*TASK TO COMPLETE:* Copy out each line of the data below in which the string "rating" appears.

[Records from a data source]
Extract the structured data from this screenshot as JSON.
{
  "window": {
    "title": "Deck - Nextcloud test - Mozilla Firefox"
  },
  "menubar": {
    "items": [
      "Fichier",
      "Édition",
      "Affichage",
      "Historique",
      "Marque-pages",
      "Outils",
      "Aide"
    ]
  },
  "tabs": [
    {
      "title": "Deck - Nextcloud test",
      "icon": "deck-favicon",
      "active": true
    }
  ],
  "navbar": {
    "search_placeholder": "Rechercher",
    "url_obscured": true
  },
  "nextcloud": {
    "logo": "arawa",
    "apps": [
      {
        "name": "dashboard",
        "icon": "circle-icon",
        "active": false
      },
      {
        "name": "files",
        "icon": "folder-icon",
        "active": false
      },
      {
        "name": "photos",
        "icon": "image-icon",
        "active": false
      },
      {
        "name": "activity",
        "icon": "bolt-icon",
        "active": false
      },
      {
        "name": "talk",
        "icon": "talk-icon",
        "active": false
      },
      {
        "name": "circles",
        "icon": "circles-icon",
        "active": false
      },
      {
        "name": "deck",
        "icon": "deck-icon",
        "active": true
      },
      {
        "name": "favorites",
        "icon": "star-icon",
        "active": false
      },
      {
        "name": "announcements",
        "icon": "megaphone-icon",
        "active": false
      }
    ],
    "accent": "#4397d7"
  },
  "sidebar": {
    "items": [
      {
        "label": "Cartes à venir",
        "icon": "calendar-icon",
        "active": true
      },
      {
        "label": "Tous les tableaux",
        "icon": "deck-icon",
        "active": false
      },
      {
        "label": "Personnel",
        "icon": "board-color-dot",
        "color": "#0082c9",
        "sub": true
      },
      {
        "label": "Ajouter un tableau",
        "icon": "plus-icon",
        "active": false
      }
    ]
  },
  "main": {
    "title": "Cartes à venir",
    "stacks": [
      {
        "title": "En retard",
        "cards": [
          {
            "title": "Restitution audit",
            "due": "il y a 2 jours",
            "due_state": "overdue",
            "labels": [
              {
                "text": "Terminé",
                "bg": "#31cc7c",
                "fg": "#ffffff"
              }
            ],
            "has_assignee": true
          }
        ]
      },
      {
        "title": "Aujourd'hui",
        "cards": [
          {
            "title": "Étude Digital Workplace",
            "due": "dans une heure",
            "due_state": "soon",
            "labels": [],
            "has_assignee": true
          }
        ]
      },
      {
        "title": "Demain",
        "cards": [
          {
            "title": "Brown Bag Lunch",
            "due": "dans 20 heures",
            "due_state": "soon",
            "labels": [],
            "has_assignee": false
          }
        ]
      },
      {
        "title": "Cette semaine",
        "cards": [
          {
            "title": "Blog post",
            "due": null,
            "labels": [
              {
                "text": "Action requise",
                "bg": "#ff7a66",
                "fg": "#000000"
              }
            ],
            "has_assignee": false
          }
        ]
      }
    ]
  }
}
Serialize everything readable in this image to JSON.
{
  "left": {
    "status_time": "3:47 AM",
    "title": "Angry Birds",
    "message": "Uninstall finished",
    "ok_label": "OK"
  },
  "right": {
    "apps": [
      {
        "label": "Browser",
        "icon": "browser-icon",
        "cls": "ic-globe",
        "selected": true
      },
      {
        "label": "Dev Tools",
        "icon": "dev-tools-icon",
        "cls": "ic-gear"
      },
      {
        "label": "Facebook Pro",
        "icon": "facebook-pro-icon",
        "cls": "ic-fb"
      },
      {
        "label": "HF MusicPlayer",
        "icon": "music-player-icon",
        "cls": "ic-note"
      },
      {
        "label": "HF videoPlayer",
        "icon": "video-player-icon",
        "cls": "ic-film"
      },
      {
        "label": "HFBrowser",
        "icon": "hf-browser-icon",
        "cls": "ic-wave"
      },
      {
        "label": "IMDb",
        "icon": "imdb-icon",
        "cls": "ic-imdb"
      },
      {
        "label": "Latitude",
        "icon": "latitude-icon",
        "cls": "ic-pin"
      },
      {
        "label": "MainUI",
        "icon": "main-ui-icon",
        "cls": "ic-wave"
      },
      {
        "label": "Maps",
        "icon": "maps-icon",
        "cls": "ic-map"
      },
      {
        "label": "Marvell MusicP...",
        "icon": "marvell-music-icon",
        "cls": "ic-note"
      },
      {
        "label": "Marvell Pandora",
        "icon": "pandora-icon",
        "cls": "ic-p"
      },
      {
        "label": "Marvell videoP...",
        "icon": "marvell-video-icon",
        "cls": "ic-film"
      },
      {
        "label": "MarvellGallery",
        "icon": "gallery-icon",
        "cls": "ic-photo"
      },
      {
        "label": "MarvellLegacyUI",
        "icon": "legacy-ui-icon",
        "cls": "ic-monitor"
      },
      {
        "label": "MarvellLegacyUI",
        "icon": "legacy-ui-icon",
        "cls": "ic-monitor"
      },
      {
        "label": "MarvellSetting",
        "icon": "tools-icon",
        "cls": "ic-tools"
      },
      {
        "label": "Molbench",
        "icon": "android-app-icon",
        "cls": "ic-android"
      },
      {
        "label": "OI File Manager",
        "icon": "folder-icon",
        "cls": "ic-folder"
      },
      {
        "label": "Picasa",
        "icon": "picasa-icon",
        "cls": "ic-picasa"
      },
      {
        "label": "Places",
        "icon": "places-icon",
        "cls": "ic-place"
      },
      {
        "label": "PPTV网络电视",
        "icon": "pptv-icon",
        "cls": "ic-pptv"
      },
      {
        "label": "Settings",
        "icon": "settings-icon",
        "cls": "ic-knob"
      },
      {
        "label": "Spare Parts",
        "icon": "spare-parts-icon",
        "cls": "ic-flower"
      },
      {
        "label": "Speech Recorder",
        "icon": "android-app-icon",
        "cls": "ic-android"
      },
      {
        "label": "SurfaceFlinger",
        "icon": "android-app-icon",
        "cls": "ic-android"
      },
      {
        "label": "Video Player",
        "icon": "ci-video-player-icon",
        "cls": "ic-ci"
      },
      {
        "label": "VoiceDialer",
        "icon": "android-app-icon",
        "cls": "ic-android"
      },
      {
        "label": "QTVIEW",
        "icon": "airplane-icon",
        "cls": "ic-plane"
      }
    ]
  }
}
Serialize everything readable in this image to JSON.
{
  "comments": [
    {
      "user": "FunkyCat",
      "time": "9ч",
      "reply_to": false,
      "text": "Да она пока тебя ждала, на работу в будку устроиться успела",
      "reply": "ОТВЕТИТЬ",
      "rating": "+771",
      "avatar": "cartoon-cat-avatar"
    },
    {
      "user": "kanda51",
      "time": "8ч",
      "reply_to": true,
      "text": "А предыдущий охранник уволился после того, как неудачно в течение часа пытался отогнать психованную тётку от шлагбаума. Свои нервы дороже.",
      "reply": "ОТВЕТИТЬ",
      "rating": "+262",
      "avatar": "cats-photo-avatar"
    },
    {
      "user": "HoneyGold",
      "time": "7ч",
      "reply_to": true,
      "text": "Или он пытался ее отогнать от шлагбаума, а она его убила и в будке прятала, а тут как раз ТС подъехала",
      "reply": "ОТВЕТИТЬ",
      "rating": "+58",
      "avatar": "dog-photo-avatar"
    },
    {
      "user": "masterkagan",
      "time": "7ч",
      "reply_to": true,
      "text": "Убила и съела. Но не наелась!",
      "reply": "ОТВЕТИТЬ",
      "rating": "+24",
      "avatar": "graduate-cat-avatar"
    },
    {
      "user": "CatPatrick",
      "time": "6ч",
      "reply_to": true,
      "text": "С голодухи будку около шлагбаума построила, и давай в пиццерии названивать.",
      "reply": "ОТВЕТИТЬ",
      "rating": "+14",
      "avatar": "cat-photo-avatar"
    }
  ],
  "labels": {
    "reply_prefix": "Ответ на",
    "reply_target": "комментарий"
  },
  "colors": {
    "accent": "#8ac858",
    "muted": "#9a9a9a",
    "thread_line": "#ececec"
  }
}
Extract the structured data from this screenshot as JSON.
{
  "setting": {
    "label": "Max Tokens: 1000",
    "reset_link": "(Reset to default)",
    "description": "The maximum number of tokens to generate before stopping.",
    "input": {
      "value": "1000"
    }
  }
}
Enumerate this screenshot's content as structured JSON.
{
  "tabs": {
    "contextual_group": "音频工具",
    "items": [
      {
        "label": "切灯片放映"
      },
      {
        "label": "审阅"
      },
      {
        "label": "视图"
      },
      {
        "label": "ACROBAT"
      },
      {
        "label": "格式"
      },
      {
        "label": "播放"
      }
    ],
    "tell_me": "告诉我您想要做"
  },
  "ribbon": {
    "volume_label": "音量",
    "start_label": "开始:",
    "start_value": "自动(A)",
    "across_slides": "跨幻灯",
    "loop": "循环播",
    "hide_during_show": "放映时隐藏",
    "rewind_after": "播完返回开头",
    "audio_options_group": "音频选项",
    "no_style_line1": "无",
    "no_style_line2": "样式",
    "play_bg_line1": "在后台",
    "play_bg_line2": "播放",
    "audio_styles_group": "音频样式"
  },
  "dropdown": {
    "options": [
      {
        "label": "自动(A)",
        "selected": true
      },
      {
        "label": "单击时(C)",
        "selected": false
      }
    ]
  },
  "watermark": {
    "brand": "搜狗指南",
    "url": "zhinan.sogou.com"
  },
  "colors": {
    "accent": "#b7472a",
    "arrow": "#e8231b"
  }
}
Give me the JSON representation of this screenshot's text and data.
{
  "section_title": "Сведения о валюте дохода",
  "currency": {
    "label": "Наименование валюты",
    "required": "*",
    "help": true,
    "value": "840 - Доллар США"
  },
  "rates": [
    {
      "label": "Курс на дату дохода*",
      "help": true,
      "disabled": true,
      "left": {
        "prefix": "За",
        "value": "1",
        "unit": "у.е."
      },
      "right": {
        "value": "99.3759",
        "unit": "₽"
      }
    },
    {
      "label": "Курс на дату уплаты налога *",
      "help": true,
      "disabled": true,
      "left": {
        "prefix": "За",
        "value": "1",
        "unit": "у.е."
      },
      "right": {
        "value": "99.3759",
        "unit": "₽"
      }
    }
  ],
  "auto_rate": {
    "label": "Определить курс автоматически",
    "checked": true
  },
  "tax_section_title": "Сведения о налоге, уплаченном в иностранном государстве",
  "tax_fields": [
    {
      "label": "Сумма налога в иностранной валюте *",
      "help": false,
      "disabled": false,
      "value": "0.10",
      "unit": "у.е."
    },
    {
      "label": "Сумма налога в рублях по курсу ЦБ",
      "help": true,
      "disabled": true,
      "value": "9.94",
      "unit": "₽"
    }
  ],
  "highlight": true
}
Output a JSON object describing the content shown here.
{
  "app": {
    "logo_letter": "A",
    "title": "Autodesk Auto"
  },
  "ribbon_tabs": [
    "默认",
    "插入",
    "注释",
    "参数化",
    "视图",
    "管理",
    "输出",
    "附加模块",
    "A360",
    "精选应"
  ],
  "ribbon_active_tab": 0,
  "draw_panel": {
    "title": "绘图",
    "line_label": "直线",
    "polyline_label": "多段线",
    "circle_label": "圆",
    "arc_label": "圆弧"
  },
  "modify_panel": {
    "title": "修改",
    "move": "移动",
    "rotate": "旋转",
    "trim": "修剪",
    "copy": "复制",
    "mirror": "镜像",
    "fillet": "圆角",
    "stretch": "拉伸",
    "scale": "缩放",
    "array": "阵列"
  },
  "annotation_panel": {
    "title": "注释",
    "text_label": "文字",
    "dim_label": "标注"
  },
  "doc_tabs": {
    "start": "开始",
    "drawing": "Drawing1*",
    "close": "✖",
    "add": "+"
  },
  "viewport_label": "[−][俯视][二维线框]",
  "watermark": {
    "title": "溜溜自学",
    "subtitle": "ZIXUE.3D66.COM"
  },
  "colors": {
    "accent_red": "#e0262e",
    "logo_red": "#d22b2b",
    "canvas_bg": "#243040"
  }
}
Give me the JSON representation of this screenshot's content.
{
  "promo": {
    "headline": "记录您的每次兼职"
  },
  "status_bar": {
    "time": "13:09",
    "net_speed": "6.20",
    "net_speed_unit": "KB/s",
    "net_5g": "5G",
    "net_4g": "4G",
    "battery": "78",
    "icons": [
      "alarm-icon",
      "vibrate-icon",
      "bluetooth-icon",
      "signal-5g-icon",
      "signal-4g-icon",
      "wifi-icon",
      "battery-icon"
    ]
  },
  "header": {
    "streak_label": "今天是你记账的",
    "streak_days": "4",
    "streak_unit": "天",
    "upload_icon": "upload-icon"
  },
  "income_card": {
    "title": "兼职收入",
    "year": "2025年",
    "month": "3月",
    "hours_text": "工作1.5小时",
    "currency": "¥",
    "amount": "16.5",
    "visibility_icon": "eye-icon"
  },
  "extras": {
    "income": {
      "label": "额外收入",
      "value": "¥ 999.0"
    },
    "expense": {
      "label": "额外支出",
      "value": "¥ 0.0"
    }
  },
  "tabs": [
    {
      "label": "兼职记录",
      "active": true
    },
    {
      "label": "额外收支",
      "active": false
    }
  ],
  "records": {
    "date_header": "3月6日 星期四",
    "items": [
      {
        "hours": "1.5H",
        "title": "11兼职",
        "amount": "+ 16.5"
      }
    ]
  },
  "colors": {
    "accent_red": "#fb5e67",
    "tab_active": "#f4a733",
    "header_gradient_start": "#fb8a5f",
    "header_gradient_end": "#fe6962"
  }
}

*RESPONSE TO THIS EXERCISE:*
      "rating": "+771",
      "rating": "+262",
      "rating": "+58",
      "rating": "+24",
      "rating": "+14",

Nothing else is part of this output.